Is the Supreme Court going to support the EPA in cross-state air pollution?
posted at 4:21 pm on December 10, 2013 by Erika Johnsen
The Environmental Protection Agency had its day in court today — which was merely one of the many before the highest court in the land this administration’s top environmental regulator has already had — this time arguing that the “good neighbor” provision of the Clean Air Act bestows them with the authority to selectively regulate the emissions of certain states that interfere with any downwind states’ ability to meet the allowed allotments for various pollutants. The biggest application of the provision, officially known as the Cross State Air Pollution Rule, would be in forcing states that produce more coal pollution to cap their emissions — and the two major options for reducing those emissions are either retrofitting power plants with costly pollution control technology, or shutting ‘em down completely.
On Monday, eight Northeastern governors (all of which are Democrats) submitted a petition to the EPA urging them to double down on the harsher air regulations for nine Rust Belt and Appalachian states, via the NYT:

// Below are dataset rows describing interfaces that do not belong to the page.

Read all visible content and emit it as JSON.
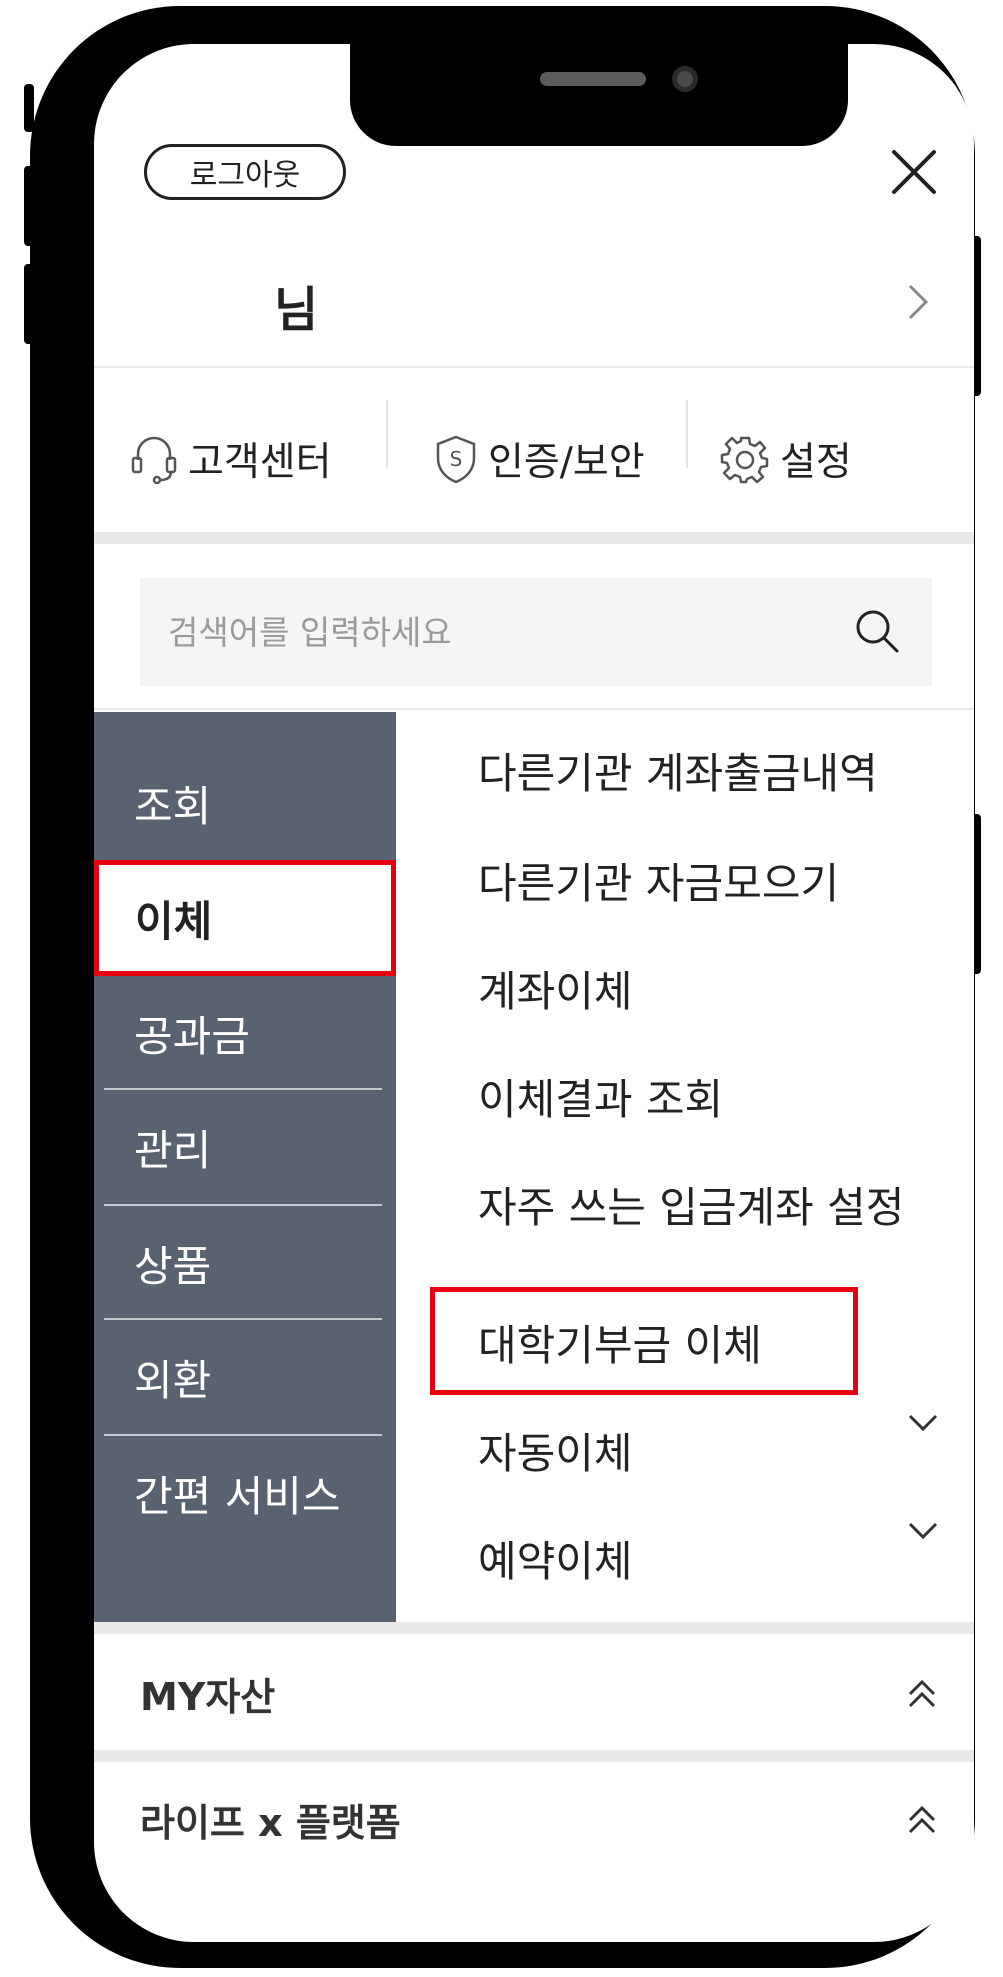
{
  "header": {
    "logout_label": "로그아웃",
    "user_name": "님"
  },
  "quick_links": [
    {
      "label": "고객센터",
      "icon": "headset-icon"
    },
    {
      "label": "인증/보안",
      "icon": "shield-icon"
    },
    {
      "label": "설정",
      "icon": "gear-icon"
    }
  ],
  "search": {
    "placeholder": "검색어를 입력하세요"
  },
  "left_menu": {
    "items": [
      "조회",
      "이체",
      "공과금",
      "관리",
      "상품",
      "외환",
      "간편 서비스"
    ],
    "active": "이체"
  },
  "sub_menu": {
    "items": [
      {
        "label": "다른기관 계좌출금내역",
        "expandable": false
      },
      {
        "label": "다른기관 자금모으기",
        "expandable": false
      },
      {
        "label": "계좌이체",
        "expandable": false
      },
      {
        "label": "이체결과 조회",
        "expandable": false
      },
      {
        "label": "자주 쓰는 입금계좌 설정",
        "expandable": false
      },
      {
        "label": "대학기부금 이체",
        "expandable": false,
        "highlighted": true
      },
      {
        "label": "자동이체",
        "expandable": true
      },
      {
        "label": "예약이체",
        "expandable": true
      }
    ]
  },
  "sections": [
    {
      "title": "MY자산"
    },
    {
      "title": "라이프 x 플랫폼"
    }
  ],
  "colors": {
    "menu_bg": "#586270",
    "highlight_red": "#e60012",
    "divider_gray": "#e9e9e9"
  }
}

The East Coast states, including New York and Connecticut, have for more than 15 years been subject to stricter air pollution requirements than many other parts of the country. Their governors have long criticized the Appalachian and Rust Belt states, including Ohio, Kentucky and Michigan, for their more lenient rules on pollution from coal-fired power plants, factories and tailpipes — allowing those economies to profit from cheap energy while their belched soot and smog are carried on the prevailing winds that blow across the United States. …
In the case before the Supreme Court, the E.P.A. argues that the cross-state air rule, which it is required to issue under the Clean Air Act of 1990, is necessary to protect the health and environment of downwind states. The utilities and 15 states on the other side argue that the rule, as written by the Obama administration E.P.A., gives the agency too much regulatory authority and places an unfair economic burden on the states.
Regardless of how the Supreme Court rules, the petitioning governors are pushing for stronger constraints on their southern neighbors — and if the oral arguments in court today were any indication, it looks like they and the EPA might get a judicial blessing on the expanded authority they’re seeking. SCOTUSBlog breaks it down:
At issue is how the EPA can carry out the task assigned by Congress of making sure that states which generate pollution that then impairs the quality of air for their neighbors can be held accountable and made to do something about it. As the Court explored that issue, it became increasingly apparent that the Justices appreciated that, because it is not possible to blame State A or State B in precise portions for endangering the environment in State C or State D, maybe the EPA should be allowed a healthy amount of discretion to devise a plan. …
A group of upwind states that object to the EPA’s approach complains that it has no authority to impose such obligations on a state without first giving each state both notice of its share of blame and a chance to devise control strategies on their own. Texas’s state solicitor general, Jonathan F. Mitchell, put that argument before the Court.
But a group of private firms, mainly power companies, along with a labor union, complains that the Clean Air Act nowhere gives the EPA the authority to devise a cost-based method of calculating state control obligations, because that makes some states responsible for more than their share of transported pollution. Washington attorney Peter Keisler offered that argument to the Justices.
And the EPA being “allowed a healthy amount of discretion” almost never bodes well. Most of the justices evidently appreciated the difficulty that the EPA faces in really pinning down precise pollution patterns and various contributions from each state and that reverting to wider, more flexible federal authority by allowing them to interpret the rules themselves would be the path of least resistance — but this is only one of the many ways in which the EPA has lately been gunning to assign an increasing amount of increasingly ill-defined authority to itself and then wielding it in true big-government-zealotry fashion. They’re in process of trying to do much the same thing with the Clean Water Act, and this “good neighbor” provision will come in mighty handy in helping the Obama administration to further their crackdown on coal through whatever arbitrary and non-transparent methods they please.
Breaking on Hot Air